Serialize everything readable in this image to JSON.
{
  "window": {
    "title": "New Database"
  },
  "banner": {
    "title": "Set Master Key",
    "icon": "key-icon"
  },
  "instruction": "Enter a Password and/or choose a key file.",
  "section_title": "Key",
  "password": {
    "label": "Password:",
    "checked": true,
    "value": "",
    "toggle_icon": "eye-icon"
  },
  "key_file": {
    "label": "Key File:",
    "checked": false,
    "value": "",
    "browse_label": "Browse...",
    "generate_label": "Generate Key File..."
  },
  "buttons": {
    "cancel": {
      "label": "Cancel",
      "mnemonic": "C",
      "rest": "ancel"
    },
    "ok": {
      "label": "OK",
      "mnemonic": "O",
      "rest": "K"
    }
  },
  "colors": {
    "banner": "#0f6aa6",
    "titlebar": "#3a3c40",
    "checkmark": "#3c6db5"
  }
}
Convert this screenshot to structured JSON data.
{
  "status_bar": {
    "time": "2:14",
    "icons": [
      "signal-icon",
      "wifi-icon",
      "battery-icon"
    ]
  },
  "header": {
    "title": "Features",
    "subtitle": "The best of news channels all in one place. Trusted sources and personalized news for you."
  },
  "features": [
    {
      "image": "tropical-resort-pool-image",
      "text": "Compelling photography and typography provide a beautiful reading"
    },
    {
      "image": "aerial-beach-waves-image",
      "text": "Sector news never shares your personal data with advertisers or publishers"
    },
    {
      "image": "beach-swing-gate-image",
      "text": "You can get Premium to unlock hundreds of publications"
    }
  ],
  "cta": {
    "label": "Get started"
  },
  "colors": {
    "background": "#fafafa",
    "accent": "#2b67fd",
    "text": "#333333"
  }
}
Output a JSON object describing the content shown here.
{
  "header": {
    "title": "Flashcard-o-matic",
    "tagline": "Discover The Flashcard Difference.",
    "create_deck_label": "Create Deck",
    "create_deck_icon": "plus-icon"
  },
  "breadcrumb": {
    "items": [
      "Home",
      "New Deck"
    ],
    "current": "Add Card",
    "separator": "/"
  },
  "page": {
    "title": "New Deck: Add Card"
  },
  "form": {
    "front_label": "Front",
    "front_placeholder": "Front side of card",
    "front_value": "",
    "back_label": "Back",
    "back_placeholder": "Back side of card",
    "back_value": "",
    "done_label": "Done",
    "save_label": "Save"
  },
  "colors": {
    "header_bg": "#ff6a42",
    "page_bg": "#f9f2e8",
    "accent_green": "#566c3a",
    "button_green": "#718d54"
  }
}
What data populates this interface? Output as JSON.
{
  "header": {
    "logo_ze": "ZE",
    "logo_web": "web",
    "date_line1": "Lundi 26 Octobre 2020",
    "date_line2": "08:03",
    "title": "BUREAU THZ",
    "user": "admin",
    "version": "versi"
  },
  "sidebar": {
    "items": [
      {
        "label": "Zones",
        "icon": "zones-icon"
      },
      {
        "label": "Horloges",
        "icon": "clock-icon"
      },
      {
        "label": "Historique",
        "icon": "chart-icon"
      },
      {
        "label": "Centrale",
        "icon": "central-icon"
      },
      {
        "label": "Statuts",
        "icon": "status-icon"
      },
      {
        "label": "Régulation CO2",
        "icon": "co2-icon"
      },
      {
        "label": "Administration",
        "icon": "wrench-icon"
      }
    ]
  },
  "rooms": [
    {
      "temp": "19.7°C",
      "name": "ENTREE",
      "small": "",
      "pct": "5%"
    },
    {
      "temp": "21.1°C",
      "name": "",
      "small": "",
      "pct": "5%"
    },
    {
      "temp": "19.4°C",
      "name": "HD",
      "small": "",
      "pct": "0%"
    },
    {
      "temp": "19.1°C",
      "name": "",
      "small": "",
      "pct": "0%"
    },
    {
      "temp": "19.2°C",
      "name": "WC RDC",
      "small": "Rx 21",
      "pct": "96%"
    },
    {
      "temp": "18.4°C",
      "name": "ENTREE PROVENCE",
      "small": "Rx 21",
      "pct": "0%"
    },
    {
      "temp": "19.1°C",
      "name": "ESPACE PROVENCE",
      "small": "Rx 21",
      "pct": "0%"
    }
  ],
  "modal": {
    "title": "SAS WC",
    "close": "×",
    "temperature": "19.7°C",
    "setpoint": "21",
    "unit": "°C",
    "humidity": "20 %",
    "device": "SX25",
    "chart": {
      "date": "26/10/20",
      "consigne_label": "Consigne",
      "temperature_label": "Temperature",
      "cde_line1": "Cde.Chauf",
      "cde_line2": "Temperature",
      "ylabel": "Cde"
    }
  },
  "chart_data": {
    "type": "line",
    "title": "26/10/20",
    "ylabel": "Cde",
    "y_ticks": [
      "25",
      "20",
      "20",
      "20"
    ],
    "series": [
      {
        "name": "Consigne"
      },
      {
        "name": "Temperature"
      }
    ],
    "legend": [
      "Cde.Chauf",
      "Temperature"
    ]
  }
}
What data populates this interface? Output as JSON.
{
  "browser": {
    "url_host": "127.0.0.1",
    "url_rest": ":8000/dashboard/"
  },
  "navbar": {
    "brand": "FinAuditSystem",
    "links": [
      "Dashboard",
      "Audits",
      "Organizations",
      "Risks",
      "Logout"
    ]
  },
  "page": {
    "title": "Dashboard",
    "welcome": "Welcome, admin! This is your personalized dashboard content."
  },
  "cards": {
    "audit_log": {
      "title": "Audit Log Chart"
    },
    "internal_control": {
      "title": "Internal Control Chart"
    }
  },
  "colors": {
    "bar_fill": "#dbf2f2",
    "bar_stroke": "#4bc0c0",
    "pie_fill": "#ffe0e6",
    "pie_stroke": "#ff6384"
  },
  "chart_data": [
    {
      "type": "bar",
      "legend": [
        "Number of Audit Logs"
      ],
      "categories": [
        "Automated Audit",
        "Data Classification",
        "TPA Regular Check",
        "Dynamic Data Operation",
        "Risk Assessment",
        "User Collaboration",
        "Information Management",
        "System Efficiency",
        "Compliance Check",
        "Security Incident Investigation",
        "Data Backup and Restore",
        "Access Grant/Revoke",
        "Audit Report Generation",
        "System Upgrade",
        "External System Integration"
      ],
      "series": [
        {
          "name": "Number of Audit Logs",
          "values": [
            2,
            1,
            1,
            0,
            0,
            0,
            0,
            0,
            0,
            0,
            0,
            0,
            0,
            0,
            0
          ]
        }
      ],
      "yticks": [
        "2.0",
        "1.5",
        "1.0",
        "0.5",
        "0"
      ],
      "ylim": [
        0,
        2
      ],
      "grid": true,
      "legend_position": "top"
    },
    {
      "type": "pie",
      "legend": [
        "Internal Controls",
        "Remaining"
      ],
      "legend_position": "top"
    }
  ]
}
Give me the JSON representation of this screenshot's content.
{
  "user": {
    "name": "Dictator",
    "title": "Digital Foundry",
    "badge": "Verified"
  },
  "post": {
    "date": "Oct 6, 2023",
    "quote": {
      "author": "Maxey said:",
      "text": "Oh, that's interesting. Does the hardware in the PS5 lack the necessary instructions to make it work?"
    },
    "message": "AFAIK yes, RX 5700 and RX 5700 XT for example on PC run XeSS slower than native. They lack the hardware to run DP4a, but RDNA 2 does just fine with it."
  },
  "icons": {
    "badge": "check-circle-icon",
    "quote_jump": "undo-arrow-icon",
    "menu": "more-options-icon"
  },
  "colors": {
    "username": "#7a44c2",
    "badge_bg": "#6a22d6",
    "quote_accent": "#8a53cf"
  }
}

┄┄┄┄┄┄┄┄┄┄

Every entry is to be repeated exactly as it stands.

Serialize everything readable in this image to JSON.
{
  "window": {
    "title": "New Database"
  },
  "banner": {
    "title": "Set Master Key",
    "icon": "key-icon"
  },
  "instruction": "Enter a Password and/or choose a key file.",
  "section_title": "Key",
  "password": {
    "label": "Password:",
    "checked": true,
    "value": "",
    "toggle_icon": "eye-icon"
  },
  "key_file": {
    "label": "Key File:",
    "checked": false,
    "value": "",
    "browse_label": "Browse...",
    "generate_label": "Generate Key File..."
  },
  "buttons": {
    "cancel": {
      "label": "Cancel",
      "mnemonic": "C",
      "rest": "ancel"
    },
    "ok": {
      "label": "OK",
      "mnemonic": "O",
      "rest": "K"
    }
  },
  "colors": {
    "banner": "#0f6aa6",
    "titlebar": "#3a3c40",
    "checkmark": "#3c6db5"
  }
}
Convert this screenshot to structured JSON data.
{
  "status_bar": {
    "time": "2:14",
    "icons": [
      "signal-icon",
      "wifi-icon",
      "battery-icon"
    ]
  },
  "header": {
    "title": "Features",
    "subtitle": "The best of news channels all in one place. Trusted sources and personalized news for you."
  },
  "features": [
    {
      "image": "tropical-resort-pool-image",
      "text": "Compelling photography and typography provide a beautiful reading"
    },
    {
      "image": "aerial-beach-waves-image",
      "text": "Sector news never shares your personal data with advertisers or publishers"
    },
    {
      "image": "beach-swing-gate-image",
      "text": "You can get Premium to unlock hundreds of publications"
    }
  ],
  "cta": {
    "label": "Get started"
  },
  "colors": {
    "background": "#fafafa",
    "accent": "#2b67fd",
    "text": "#333333"
  }
}
Output a JSON object describing the content shown here.
{
  "header": {
    "title": "Flashcard-o-matic",
    "tagline": "Discover The Flashcard Difference.",
    "create_deck_label": "Create Deck",
    "create_deck_icon": "plus-icon"
  },
  "breadcrumb": {
    "items": [
      "Home",
      "New Deck"
    ],
    "current": "Add Card",
    "separator": "/"
  },
  "page": {
    "title": "New Deck: Add Card"
  },
  "form": {
    "front_label": "Front",
    "front_placeholder": "Front side of card",
    "front_value": "",
    "back_label": "Back",
    "back_placeholder": "Back side of card",
    "back_value": "",
    "done_label": "Done",
    "save_label": "Save"
  },
  "colors": {
    "header_bg": "#ff6a42",
    "page_bg": "#f9f2e8",
    "accent_green": "#566c3a",
    "button_green": "#718d54"
  }
}
What data populates this interface? Output as JSON.
{
  "header": {
    "logo_ze": "ZE",
    "logo_web": "web",
    "date_line1": "Lundi 26 Octobre 2020",
    "date_line2": "08:03",
    "title": "BUREAU THZ",
    "user": "admin",
    "version": "versi"
  },
  "sidebar": {
    "items": [
      {
        "label": "Zones",
        "icon": "zones-icon"
      },
      {
        "label": "Horloges",
        "icon": "clock-icon"
      },
      {
        "label": "Historique",
        "icon": "chart-icon"
      },
      {
        "label": "Centrale",
        "icon": "central-icon"
      },
      {
        "label": "Statuts",
        "icon": "status-icon"
      },
      {
        "label": "Régulation CO2",
        "icon": "co2-icon"
      },
      {
        "label": "Administration",
        "icon": "wrench-icon"
      }
    ]
  },
  "rooms": [
    {
      "temp": "19.7°C",
      "name": "ENTREE",
      "small": "",
      "pct": "5%"
    },
    {
      "temp": "21.1°C",
      "name": "",
      "small": "",
      "pct": "5%"
    },
    {
      "temp": "19.4°C",
      "name": "HD",
      "small": "",
      "pct": "0%"
    },
    {
      "temp": "19.1°C",
      "name": "",
      "small": "",
      "pct": "0%"
    },
    {
      "temp": "19.2°C",
      "name": "WC RDC",
      "small": "Rx 21",
      "pct": "96%"
    },
    {
      "temp": "18.4°C",
      "name": "ENTREE PROVENCE",
      "small": "Rx 21",
      "pct": "0%"
    },
    {
      "temp": "19.1°C",
      "name": "ESPACE PROVENCE",
      "small": "Rx 21",
      "pct": "0%"
    }
  ],
  "modal": {
    "title": "SAS WC",
    "close": "×",
    "temperature": "19.7°C",
    "setpoint": "21",
    "unit": "°C",
    "humidity": "20 %",
    "device": "SX25",
    "chart": {
      "date": "26/10/20",
      "consigne_label": "Consigne",
      "temperature_label": "Temperature",
      "cde_line1": "Cde.Chauf",
      "cde_line2": "Temperature",
      "ylabel": "Cde"
    }
  },
  "chart_data": {
    "type": "line",
    "title": "26/10/20",
    "ylabel": "Cde",
    "y_ticks": [
      "25",
      "20",
      "20",
      "20"
    ],
    "series": [
      {
        "name": "Consigne"
      },
      {
        "name": "Temperature"
      }
    ],
    "legend": [
      "Cde.Chauf",
      "Temperature"
    ]
  }
}
What data populates this interface? Output as JSON.
{
  "browser": {
    "url_host": "127.0.0.1",
    "url_rest": ":8000/dashboard/"
  },
  "navbar": {
    "brand": "FinAuditSystem",
    "links": [
      "Dashboard",
      "Audits",
      "Organizations",
      "Risks",
      "Logout"
    ]
  },
  "page": {
    "title": "Dashboard",
    "welcome": "Welcome, admin! This is your personalized dashboard content."
  },
  "cards": {
    "audit_log": {
      "title": "Audit Log Chart"
    },
    "internal_control": {
      "title": "Internal Control Chart"
    }
  },
  "colors": {
    "bar_fill": "#dbf2f2",
    "bar_stroke": "#4bc0c0",
    "pie_fill": "#ffe0e6",
    "pie_stroke": "#ff6384"
  },
  "chart_data": [
    {
      "type": "bar",
      "legend": [
        "Number of Audit Logs"
      ],
      "categories": [
        "Automated Audit",
        "Data Classification",
        "TPA Regular Check",
        "Dynamic Data Operation",
        "Risk Assessment",
        "User Collaboration",
        "Information Management",
        "System Efficiency",
        "Compliance Check",
        "Security Incident Investigation",
        "Data Backup and Restore",
        "Access Grant/Revoke",
        "Audit Report Generation",
        "System Upgrade",
        "External System Integration"
      ],
      "series": [
        {
          "name": "Number of Audit Logs",
          "values": [
            2,
            1,
            1,
            0,
            0,
            0,
            0,
            0,
            0,
            0,
            0,
            0,
            0,
            0,
            0
          ]
        }
      ],
      "yticks": [
        "2.0",
        "1.5",
        "1.0",
        "0.5",
        "0"
      ],
      "ylim": [
        0,
        2
      ],
      "grid": true,
      "legend_position": "top"
    },
    {
      "type": "pie",
      "legend": [
        "Internal Controls",
        "Remaining"
      ],
      "legend_position": "top"
    }
  ]
}
Give me the JSON representation of this screenshot's content.
{
  "user": {
    "name": "Dictator",
    "title": "Digital Foundry",
    "badge": "Verified"
  },
  "post": {
    "date": "Oct 6, 2023",
    "quote": {
      "author": "Maxey said:",
      "text": "Oh, that's interesting. Does the hardware in the PS5 lack the necessary instructions to make it work?"
    },
    "message": "AFAIK yes, RX 5700 and RX 5700 XT for example on PC run XeSS slower than native. They lack the hardware to run DP4a, but RDNA 2 does just fine with it."
  },
  "icons": {
    "badge": "check-circle-icon",
    "quote_jump": "undo-arrow-icon",
    "menu": "more-options-icon"
  },
  "colors": {
    "username": "#7a44c2",
    "badge_bg": "#6a22d6",
    "quote_accent": "#8a53cf"
  }
}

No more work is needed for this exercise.